So what can organisations do, strategy-wise, in order to ensure they are failing efficiently?

Failing fast through effective strategic planning 

The key to effective failure, so to speak, lies in understanding the tell-tale indicators that allow a business to identify when an initiative is not working. Mr Catley has named four key areas which business leaders need to monitor in order to determine whether to continue or pull the plug on new or unproven strategies.

These are Practical Activity – the actual work and physical effort and labour being put into the initiative – Key Performance Indicators (KPIs) and Metrics, the Potential for Risk – both internal and external – and the Financial Value – how much the organisation stands to gain or lose.

While these four variables may seem, on the surface, to be fairly straightforward to analyse and measure, the problem is that the majority of organisations today are reviewing these factors manually and individually. This prevents decision makers from taking a holistic view of any project, and making smart strategic decisions as a result.

“There’s so much manual process involved that a senior manager can’t sit back and look at a whole enterprise on a single page, and look at the health of their strategic execution, and quickly be able to drill into those key areas,” said Mr Catley.

Fortunately, there is an answer to this dilemma. StrategyBlocks is a sophisticated strategic planning tool that can enable decision makers to dashboard these various factors and comprehensively measure the success or failure of any business initiative.

As a result, StrategyBlocks users can make strategic decisions on a real-time basis, rather than weeks or even months down the track, mitigating the cost of any failed innovation or initiative. Not only does this free your organisation to take more calculated risks, but it ensures that even when those risks do not pay off, the consequences are minimised.

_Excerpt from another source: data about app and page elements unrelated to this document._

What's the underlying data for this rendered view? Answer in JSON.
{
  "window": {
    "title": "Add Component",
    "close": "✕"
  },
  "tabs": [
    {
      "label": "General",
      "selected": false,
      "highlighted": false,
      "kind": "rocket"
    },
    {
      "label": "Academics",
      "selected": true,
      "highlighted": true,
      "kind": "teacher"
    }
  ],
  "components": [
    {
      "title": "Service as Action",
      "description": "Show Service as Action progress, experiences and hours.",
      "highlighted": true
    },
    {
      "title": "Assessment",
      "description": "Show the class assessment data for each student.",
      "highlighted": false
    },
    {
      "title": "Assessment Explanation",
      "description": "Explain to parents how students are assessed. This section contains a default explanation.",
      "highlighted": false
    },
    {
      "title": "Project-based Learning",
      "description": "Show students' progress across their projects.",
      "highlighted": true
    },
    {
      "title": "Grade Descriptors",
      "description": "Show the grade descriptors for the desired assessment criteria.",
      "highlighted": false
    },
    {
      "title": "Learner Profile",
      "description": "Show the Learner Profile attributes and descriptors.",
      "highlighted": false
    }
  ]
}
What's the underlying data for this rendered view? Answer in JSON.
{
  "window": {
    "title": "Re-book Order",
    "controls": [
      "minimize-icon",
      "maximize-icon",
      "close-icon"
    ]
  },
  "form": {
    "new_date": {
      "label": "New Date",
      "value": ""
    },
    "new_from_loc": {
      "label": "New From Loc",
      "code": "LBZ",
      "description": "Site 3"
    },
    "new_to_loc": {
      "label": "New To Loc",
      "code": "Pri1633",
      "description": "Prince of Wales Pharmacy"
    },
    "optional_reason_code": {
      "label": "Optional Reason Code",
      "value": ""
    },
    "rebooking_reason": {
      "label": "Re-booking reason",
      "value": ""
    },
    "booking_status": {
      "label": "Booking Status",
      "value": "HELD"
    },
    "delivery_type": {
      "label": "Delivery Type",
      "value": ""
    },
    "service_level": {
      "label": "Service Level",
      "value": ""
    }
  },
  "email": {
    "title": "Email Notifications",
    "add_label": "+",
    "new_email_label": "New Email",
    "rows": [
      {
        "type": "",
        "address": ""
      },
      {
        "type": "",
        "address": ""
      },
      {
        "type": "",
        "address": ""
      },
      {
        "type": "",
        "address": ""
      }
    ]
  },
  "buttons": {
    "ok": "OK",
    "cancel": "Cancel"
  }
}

TS Elliot once said that “only those who will risk going too far can possibly find out how far one can go”, and this is true of your business as well. With StrategyBlocks, you’ll be free to explore your opportunities, without the risk of walking too far in the wrong direction.